Sevilla Cavalry

From Project WSS
Jump to navigationJump to search

Hierarchical Path: War of the Spanish Succession (Main Page) >> Armies >> Spanish Army (Bourbon) >> Sevilla Cavalry

Origin and History

The regiment was raised in Spain on 29 August 1702.

During the War of the Spanish Succession, the successive colonels of the regiment were:

  • since 29 August 1702: Lorenzo Fernandez de la Villavicencio, Marquis de Valdehermosa de Pezuela (promoted to maréchal de camp in 1704, to lieutenant-general in 1709)
  • from 23 March 1704: Ignacio de Villacis y Torres
  • from 4 March 1705: Fernando de Paz y Fajardo
  • from 14 December 1706: Gaspar de Venegas y Cordoba
  • from March 1707: Joseph Ramon Ximenez de Enciso y Fernandez de Santillan, Count del Paraiso
  • from 1710: Felipe Ramirez de Arellano
  • from 1715: Juan Fernandez de Guzman y Bazan

Service during the War

In 1704, the regiment took part in the campaign in Portugal and later in the siege of Gibraltar.

On 25 April 1707, the regiment fought in the Battle of Almansa.

Uniform

Privates

Uniform in 1705- Source: Copyright Richard Couture
Uniform Detailsas per a watercolour by Javier Alvarez Barroso in Dragonas
Headgear black tricorne laced white, with a red cockade fastened with a clip and a pewter button
Neck stock white
Coat blue with white lining; pewter buttons on the right side
Collar none
Shoulder straps white aiguillette on both shoulders
Lapels none
Pockets horizontal double pockets, each with 3 pewter buttons
Cuffs white, each with 5 pewter buttons
Turnbacks none
Waistcoat white with pewter buttons
Breeches blue
Leather Equipment
Bandolier brown leather
Waistbelt brown leather worn above the coat
Cartridge Box brown leather ventral cartridge box
Scabbard black leather with a white metal tip
Footgear brown leather boots
Horse Furniture
Saddlecloth blue edged with a wide white braid
Housings blue edged with a wide white braid
Blanket roll grey


Troopers were armed with a sword, a pistol and a carbine.

Officers

Uniforms of officers differed from those of privates and NCOs by the finer material used.

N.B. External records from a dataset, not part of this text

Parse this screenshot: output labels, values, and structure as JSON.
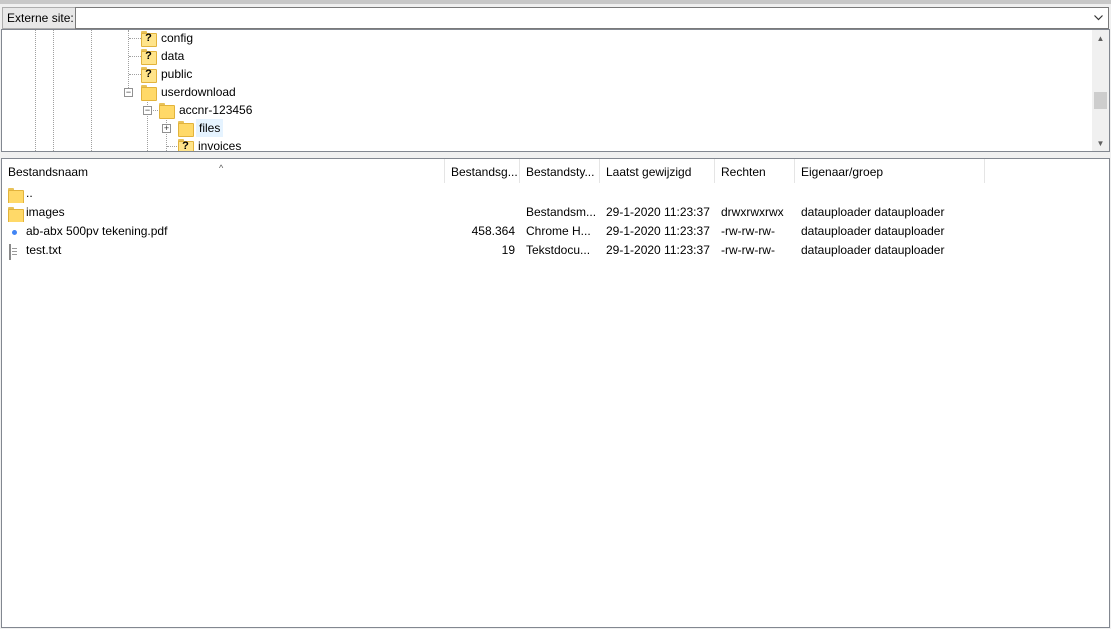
{
  "address_bar": {
    "label": "Externe site:",
    "value": ""
  },
  "tree": {
    "nodes": [
      {
        "label": "config",
        "icon": "unknown-folder-icon"
      },
      {
        "label": "data",
        "icon": "unknown-folder-icon"
      },
      {
        "label": "public",
        "icon": "unknown-folder-icon"
      },
      {
        "label": "userdownload",
        "icon": "folder-icon"
      },
      {
        "label": "accnr-123456",
        "icon": "folder-icon"
      },
      {
        "label": "files",
        "icon": "folder-icon"
      },
      {
        "label": "invoices",
        "icon": "unknown-folder-icon"
      }
    ]
  },
  "file_list": {
    "columns": [
      "Bestandsnaam",
      "Bestandsg...",
      "Bestandsty...",
      "Laatst gewijzigd",
      "Rechten",
      "Eigenaar/groep"
    ],
    "rows": [
      {
        "name": "..",
        "size": "",
        "type": "",
        "modified": "",
        "permissions": "",
        "owner": "",
        "icon": "folder-icon"
      },
      {
        "name": "images",
        "size": "",
        "type": "Bestandsm...",
        "modified": "29-1-2020 11:23:37",
        "permissions": "drwxrwxrwx",
        "owner": "datauploader datauploader",
        "icon": "folder-icon"
      },
      {
        "name": "ab-abx 500pv tekening.pdf",
        "size": "458.364",
        "type": "Chrome H...",
        "modified": "29-1-2020 11:23:37",
        "permissions": "-rw-rw-rw-",
        "owner": "datauploader datauploader",
        "icon": "chrome-icon"
      },
      {
        "name": "test.txt",
        "size": "19",
        "type": "Tekstdocu...",
        "modified": "29-1-2020 11:23:37",
        "permissions": "-rw-rw-rw-",
        "owner": "datauploader datauploader",
        "icon": "text-file-icon"
      }
    ]
  }
}
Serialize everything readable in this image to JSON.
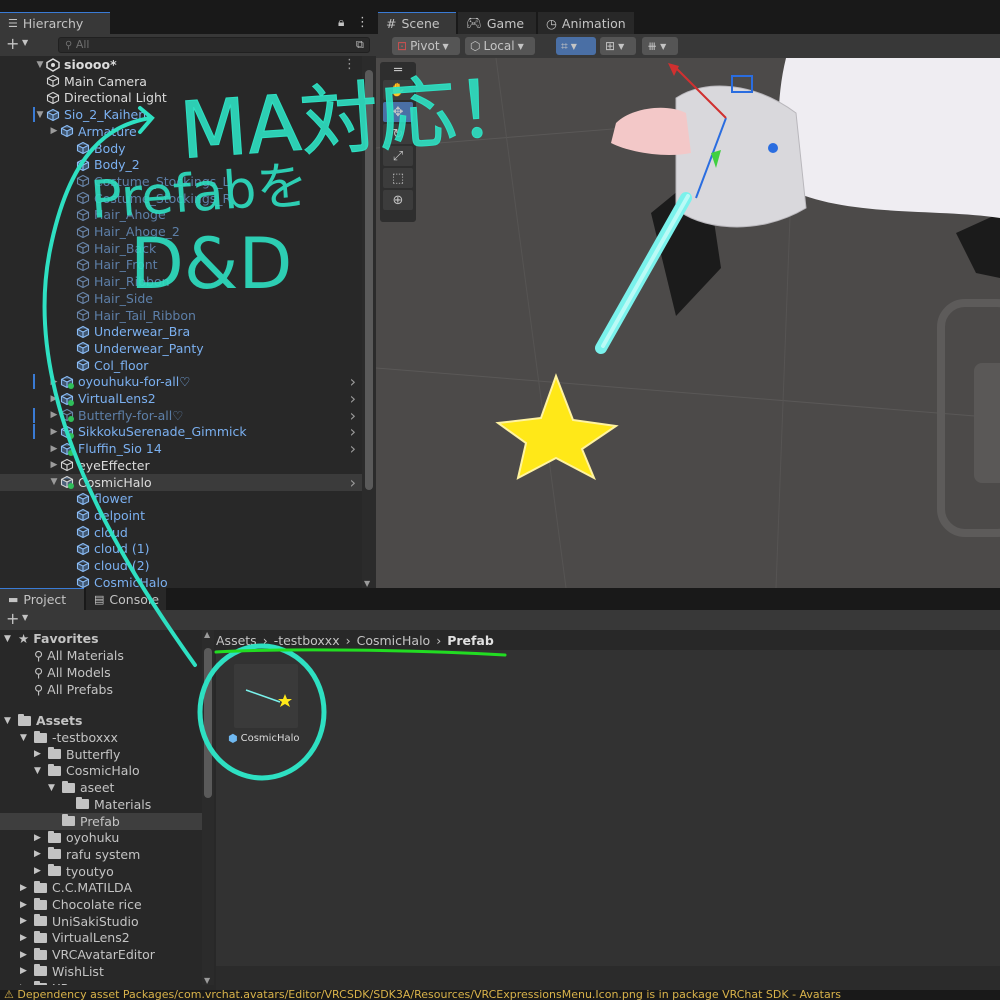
{
  "hierarchy": {
    "tab_label": "Hierarchy",
    "search_placeholder": "All",
    "scene_name": "sioooo*",
    "items": [
      {
        "label": "Main Camera",
        "color": "white"
      },
      {
        "label": "Directional Light",
        "color": "white"
      },
      {
        "label": "Sio_2_Kaihen",
        "color": "blue"
      },
      {
        "label": "Armature",
        "color": "blue"
      },
      {
        "label": "Body",
        "color": "blue"
      },
      {
        "label": "Body_2",
        "color": "blue"
      },
      {
        "label": "Costume_Stockings_L",
        "color": "dim"
      },
      {
        "label": "Costume_Stockings_R",
        "color": "dim"
      },
      {
        "label": "Hair_Ahoge",
        "color": "dim"
      },
      {
        "label": "Hair_Ahoge_2",
        "color": "dim"
      },
      {
        "label": "Hair_Back",
        "color": "dim"
      },
      {
        "label": "Hair_Front",
        "color": "dim"
      },
      {
        "label": "Hair_Ribbon",
        "color": "dim"
      },
      {
        "label": "Hair_Side",
        "color": "dim"
      },
      {
        "label": "Hair_Tail_Ribbon",
        "color": "dim"
      },
      {
        "label": "Underwear_Bra",
        "color": "blue"
      },
      {
        "label": "Underwear_Panty",
        "color": "blue"
      },
      {
        "label": "Col_floor",
        "color": "blue"
      },
      {
        "label": "oyouhuku-for-all♡",
        "color": "blue"
      },
      {
        "label": "VirtualLens2",
        "color": "blue"
      },
      {
        "label": "Butterfly-for-all♡",
        "color": "dim"
      },
      {
        "label": "SikkokuSerenade_Gimmick",
        "color": "blue"
      },
      {
        "label": "Fluffin_Sio 14",
        "color": "blue"
      },
      {
        "label": "eyeEffecter",
        "color": "white"
      },
      {
        "label": "CosmicHalo",
        "color": "white"
      },
      {
        "label": "flower",
        "color": "blue"
      },
      {
        "label": "delpoint",
        "color": "blue"
      },
      {
        "label": "cloud",
        "color": "blue"
      },
      {
        "label": "cloud (1)",
        "color": "blue"
      },
      {
        "label": "cloud (2)",
        "color": "blue"
      },
      {
        "label": "CosmicHalo",
        "color": "blue"
      }
    ]
  },
  "scene": {
    "tabs": [
      "Scene",
      "Game",
      "Animation"
    ],
    "pivot_label": "Pivot",
    "local_label": "Local"
  },
  "project": {
    "tabs": [
      "Project",
      "Console"
    ],
    "favorites_label": "Favorites",
    "favorites": [
      "All Materials",
      "All Models",
      "All Prefabs"
    ],
    "assets_label": "Assets",
    "folders": [
      "-testboxxx",
      "Butterfly",
      "CosmicHalo",
      "aseet",
      "Materials",
      "Prefab",
      "oyohuku",
      "rafu system",
      "tyoutyo",
      "C.C.MATILDA",
      "Chocolate rice",
      "UniSakiStudio",
      "VirtualLens2",
      "VRCAvatarEditor",
      "WishList",
      "XR"
    ],
    "breadcrumb": [
      "Assets",
      "-testboxxx",
      "CosmicHalo",
      "Prefab"
    ],
    "asset_name": "CosmicHalo"
  },
  "status_bar": {
    "message": "Dependency asset Packages/com.vrchat.avatars/Editor/VRCSDK/SDK3A/Resources/VRCExpressionsMenu.Icon.png is in package VRChat SDK - Avatars"
  },
  "annotation": {
    "line1": "MA対応！",
    "line2": "Prefabを",
    "line3": "D&D",
    "color": "#5ee8c8"
  },
  "colors": {
    "accent": "#3a7bd5",
    "annotation_stroke": "#30e0c0",
    "highlight_underline": "#22dd22",
    "star": "#ffe818"
  }
}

Their waistcoat, saddle cloth and housings were edged with a wide golden braid. They always wore a tricorne notwithstanding the headgear worn by soldiers.

The regulation of 30 December 1704 specified the distinctive of each military rank:

  • colonel: a baton with a gold knob
  • lieutenant-colonel: a baton with a silver knob
  • sargento mayor: a baton with a silver topped knob
  • captain: silver or golden epaulettes (according to the metal colour of the regiment) on both shoulders
  • lieutenant: silver or golden epaulette (according to the metal colour of the regiment) on the right shoulder
  • cornet: silver or golden epaulette (according to the metal colour of the regiment) on the left shoulder

NCOs

The regulation of 30 December 1704 specified the distinctive of each military rank:

  • sergeant : baton without knob and halberd
  • mariscal de logis (quartermaster): small woolen epaulette (red or of the distinctive colour of the regiment)
  • brigadier: swagger stick
  • corporal of squadron: swagger stick
  • second corporal of squadron (rank suppressed in 1706): swagger stick

Musicians

no information found yet

Standards

no information found yet

References

Dragonas Magazine

Acknowledgement

Jean-Pierre Loriot for the initial version of this article.